» **TASK GOAL**: Search the data below, and report every line in which "name" occurs.

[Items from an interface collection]
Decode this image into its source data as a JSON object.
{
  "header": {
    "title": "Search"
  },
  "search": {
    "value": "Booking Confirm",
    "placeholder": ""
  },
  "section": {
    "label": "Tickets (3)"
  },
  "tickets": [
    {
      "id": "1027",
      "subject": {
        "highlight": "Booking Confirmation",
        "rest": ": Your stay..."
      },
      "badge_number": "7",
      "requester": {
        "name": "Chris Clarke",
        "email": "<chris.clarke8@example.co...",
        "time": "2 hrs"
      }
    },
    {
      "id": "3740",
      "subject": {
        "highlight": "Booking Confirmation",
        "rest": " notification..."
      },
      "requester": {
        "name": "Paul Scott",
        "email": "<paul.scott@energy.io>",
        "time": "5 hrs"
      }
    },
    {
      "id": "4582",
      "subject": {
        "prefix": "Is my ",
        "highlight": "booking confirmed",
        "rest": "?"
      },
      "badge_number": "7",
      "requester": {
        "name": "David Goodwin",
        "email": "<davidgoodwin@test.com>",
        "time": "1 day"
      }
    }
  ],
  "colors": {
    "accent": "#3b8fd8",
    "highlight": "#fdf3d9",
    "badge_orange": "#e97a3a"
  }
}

» **RESULT FOR THIS TASK**:
        "name": "Chris Clarke",
        "name": "Paul Scott",
        "name": "David Goodwin",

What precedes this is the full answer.